I revoked the app and was allowed back on Twitter the following morning. I did feel a certain sick fascination with what had happened the day before, so I tinkered with the machinery so that it would maintain a queue and post at a more reasonable rate, then hooked it up to its own new account. Once people figured out there was no more immediate gratification, the torrent dropped to a trickle, but now there’s this kind of anonymous group-fiction thing going and it’s kind of fun.

Because ideas are unkillable, there are other accounts as well, and once again I DO NOT CONTROL ANY OF THEM. Summer called them Brendan-shards, which prompted me to start thinking of them as my Horcruxes, because it would be awfully hard to track them all down and also each one represents a horrific murder. They are GrampaBrendan, JoelBrendan and BrendansMcdald, and I strongly encourage you not to follow any them. Or the other ones. Or the actual BrendanAdkins, really.

Please RT.

Stories We Tell, The

My dear friend Joe Mcdaldno–writer, game designer, and fascinating Renaissance human–was kind enough to interview me about Anacrusis for his nascent radio show/podcast, The Stories We Tell. This marks the third podcast to feature me, and my second time on Canadian radio. Soon, listening to my nasal drone trail off in the middle of half-baked jokes will be completely unavoidable!

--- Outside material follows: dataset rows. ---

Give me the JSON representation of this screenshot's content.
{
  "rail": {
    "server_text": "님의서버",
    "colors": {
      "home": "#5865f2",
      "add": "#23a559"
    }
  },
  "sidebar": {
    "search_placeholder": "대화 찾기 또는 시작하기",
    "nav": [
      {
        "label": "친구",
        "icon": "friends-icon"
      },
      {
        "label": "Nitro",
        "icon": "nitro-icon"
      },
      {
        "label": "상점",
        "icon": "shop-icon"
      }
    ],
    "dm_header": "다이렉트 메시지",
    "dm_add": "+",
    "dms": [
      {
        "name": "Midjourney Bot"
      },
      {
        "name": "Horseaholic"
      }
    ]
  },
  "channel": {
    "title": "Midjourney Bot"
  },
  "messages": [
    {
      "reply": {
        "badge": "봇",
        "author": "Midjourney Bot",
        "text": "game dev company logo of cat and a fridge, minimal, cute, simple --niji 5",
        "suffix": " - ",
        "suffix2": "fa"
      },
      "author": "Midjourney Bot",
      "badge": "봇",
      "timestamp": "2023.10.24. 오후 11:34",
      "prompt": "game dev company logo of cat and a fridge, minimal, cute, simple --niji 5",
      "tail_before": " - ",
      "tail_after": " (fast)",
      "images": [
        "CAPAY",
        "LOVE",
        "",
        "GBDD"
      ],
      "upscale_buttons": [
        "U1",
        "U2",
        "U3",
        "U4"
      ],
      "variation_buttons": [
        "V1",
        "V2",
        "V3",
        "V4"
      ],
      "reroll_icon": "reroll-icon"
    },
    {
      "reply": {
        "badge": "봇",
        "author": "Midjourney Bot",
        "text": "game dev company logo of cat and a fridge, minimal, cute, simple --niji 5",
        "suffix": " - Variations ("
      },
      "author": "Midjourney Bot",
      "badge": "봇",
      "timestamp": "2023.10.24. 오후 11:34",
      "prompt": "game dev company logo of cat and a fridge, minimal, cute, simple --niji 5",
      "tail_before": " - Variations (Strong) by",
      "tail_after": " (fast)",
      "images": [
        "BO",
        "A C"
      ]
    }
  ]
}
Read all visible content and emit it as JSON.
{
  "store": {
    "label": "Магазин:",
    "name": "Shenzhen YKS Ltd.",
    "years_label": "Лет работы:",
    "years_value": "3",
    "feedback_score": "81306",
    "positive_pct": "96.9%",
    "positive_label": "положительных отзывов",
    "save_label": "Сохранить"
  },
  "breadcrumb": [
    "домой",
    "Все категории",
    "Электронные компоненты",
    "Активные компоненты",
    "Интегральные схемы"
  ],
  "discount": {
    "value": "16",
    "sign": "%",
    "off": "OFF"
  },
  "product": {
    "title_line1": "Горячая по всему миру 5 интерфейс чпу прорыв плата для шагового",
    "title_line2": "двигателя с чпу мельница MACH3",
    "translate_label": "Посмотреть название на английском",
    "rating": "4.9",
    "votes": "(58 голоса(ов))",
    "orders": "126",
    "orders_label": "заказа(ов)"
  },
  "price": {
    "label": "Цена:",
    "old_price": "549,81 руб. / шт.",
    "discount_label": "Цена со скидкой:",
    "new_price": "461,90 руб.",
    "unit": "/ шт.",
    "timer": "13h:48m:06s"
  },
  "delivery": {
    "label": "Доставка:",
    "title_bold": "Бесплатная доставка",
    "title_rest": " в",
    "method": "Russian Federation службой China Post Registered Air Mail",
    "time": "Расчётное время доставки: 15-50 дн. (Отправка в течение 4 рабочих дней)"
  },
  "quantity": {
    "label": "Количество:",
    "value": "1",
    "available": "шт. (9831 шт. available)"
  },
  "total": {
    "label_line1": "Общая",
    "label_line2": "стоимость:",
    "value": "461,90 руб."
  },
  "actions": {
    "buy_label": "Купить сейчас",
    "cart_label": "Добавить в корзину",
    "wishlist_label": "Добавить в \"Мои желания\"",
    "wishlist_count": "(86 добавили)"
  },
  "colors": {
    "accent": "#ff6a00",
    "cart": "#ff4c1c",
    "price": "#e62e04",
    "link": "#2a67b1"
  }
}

Incidentally, the term I can’t think of at around 16:45 is syllepsis (and more generally zeugma).

My friend Joe is committing some thoughtcrime

And he’s doing a Kickstarter thing to fund the print run. It’s a game called Perfect, and it’s one of the best, most effective story games I’ve ever played: a Clockwork Orange-meets-Fahrenheit 451-meets-actual Victorian evil premise that the mechanics support to a startling degree. Playing it, you find yourself alternately drawn toward becoming a violent enemy of the state, and seduced by power like a guard in the Stanford prison experiment. It’s a nasty game, and I really, really like it. Joe talks more about it here.

If you’re interested by this kind of thing, you should chip in $5! If Joe meets his goal, you get a PDF of the game, and if he doesn’t, you get your money back (well, technically, it never even leaves your account).

Thanks to everybody who commented on the project management software entry, by the way

A few weeks ago I attended my second Go Play Northwest, and as before, it was one of the best weekends of my year. I played a lot of games, and wrote up reports on some of them, including Attack of the Crimson Apes (with Danger Patrol), Steam Tank versus Marble Army (with Principia), and Saga of the Goblin Headbag (with Lady Blackbird). I also ran a game of Rubble (discussed), and played my second game of Mythender (discussed, although it may not make any sense). I played just enough of a game of Anima Prime to make me want more.

Finally, I played in a game of The Shab-al-Hiri Roach adapted to take place on Wall Street in 1986, which was very funny and which we will never discuss again.

I did manage to go the entire weekend without playing a single game with Jackson Tegu or Joe McDonald, which, I mean, what the hell guys. They were (along with John Aegard and the Richmond-Smiths) two of my most potent catalysts in getting involved with the Pacific Northwest gaming scene, and now they’ve retreated back to their frozen Canadia. This will be rectified, gentlemen!

GPNW alone is enough to make me reconsider moving to Seattle every year. Then I try to get anywhere in its blighted hellscape of streets and quickly discard that notion.

Go Play Northwest Con Report: Day One

PLAYING GAMES IS COMPLETELY AWESOME. Today I playtested a version of Agon hacked into Shadowrun and, even more successfully, a Dragonball Z-meets-epic-level-D&D-as-run-with-Beast Hunters game by Ryan Macklin called Mythender.

Just one day has made me actually want to go back and finish writing Welcome to the New World, the RPG I half-completed in 2005, not to mention the real-time tactical combat game I get really excited about every ten minutes and then get distracted before I write any ideas down. It’s like, oh. Is this why people go to cons?